It is undoubtedly true that direct-to-consumer revenue is far more strongly correlated and more immediately responsive with consumer metrics. Business-to-business revenue is affected by far more external factors completely out of control of the performers, but that’s kind of the point of this whole piece. We shouldn’t be giving wrestlers drawing credit for external factors out of their control, we should be analyzing what they have an effect on: the consumer metrics. At the core, better consumer metrics are superior to worse consumer metrics for both categories of revenue.
In reaching this conclusion that consumer metrics should be our star to follow when searching for the fabled drawing power, a number of follow on topics and lines of thought spring up. Some of which could be entire articles in themselves, but I’ll quickly touch upon three now for you to ponder.
While, as stated, I believe consumer metrics should be what we look to for measuring drawing power, I think the external factors that affect how these consumer metrics translate to revenue should affect the relative weight which we place upon the different facets. For example, the far larger proportion that TV rights fees make up for major US wrestling companies’ revenues in the modern era should mean that we place a greater weight on those able to increase TV viewership than in past eras.
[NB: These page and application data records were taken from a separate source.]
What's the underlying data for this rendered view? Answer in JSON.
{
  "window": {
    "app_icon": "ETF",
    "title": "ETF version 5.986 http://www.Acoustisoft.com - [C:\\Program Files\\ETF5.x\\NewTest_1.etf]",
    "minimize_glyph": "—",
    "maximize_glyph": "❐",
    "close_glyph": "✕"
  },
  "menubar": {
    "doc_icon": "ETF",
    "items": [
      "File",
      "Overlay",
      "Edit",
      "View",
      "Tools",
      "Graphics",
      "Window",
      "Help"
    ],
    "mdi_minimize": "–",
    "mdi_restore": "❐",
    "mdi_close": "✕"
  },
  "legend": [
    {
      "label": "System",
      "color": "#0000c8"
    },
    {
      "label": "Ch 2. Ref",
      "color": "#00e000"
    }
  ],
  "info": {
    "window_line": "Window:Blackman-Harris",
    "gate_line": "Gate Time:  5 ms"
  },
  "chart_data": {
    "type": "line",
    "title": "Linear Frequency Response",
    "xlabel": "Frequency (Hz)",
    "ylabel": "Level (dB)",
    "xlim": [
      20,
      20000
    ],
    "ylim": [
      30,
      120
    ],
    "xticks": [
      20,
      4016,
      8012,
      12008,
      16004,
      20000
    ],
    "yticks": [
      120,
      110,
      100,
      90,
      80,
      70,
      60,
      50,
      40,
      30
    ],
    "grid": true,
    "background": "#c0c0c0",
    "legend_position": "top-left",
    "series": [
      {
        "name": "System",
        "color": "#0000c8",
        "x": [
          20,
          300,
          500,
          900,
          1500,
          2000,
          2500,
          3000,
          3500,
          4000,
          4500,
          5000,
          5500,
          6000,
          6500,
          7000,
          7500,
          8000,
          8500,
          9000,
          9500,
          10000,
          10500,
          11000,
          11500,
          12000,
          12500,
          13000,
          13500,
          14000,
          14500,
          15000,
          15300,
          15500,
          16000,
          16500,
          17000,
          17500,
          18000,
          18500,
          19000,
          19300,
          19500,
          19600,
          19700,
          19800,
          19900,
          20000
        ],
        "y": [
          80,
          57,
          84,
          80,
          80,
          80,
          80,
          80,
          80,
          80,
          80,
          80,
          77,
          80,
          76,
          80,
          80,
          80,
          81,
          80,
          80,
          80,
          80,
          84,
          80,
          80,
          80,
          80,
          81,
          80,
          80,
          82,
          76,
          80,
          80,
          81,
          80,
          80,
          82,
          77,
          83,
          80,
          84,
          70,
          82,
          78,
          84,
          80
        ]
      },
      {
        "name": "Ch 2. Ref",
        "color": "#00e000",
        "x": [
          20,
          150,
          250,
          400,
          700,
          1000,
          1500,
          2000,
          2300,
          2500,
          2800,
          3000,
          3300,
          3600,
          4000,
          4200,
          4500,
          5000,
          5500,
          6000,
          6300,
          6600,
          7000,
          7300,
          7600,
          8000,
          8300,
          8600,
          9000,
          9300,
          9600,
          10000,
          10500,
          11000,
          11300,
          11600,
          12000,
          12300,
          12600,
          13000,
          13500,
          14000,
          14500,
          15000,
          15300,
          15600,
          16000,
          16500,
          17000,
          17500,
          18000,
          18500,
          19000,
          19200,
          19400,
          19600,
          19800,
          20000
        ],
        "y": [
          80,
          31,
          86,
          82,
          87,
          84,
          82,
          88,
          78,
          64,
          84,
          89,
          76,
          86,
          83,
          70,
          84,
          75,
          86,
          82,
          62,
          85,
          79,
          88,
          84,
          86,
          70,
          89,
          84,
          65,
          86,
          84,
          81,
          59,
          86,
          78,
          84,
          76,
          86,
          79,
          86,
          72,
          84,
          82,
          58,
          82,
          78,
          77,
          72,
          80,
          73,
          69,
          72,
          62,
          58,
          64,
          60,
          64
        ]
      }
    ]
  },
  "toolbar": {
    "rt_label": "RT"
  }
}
A main eventer being a TV draw in this era but not much of a live show draw is more valuable and thus should be given more credit than a main eventer with a similar profile in the 80s, where live gates made up a larger slice of a promotion’s pie.
Secondly, if we have come to the conclusion that external factors should, to at least some degree, be controlled for when assigning credit, then it follows that things like economic statuses of regions should be factored in to assessing somebody’s drawing power. Simply put, a wrestler drawing a live gate of $1M in the US, where the GDP per capita is $64,000, is less impressive, ceteris paribus, than a wrestler drawing a $1M gate in Mexico where the GDP per capita is only around $8,000. To some degree the discussion around WON Hall of Fame already does this, as attendance figures are more often discussed than gross gates.
Finally, as with almost all discussion, analysis of drawing shouldn’t be viewed as absolute, but instead with some combination of absolute and relative analysis. Large consumer metrics are great, but large and growing consumer metrics are even more impressive. A wrestler who consistently bumps a TV rating can be more impressive than one who keeps it constant but from a higher base level. However as with anything it’s possible to go too far with that line of logic. Drawing 10,000 people would still in most people’s eyes be more impressive than drawing 200, even if the previous houses for the promotions were 10,500 and 175 respectively. Even when dealing with the numeral heavy world of drawing power analysis: it’s not an exact science. Every case should be approached with context, and any conclusion reached is but an interpretation of the data. The best we can do is to try to make these interpretations as informed and logical as possible.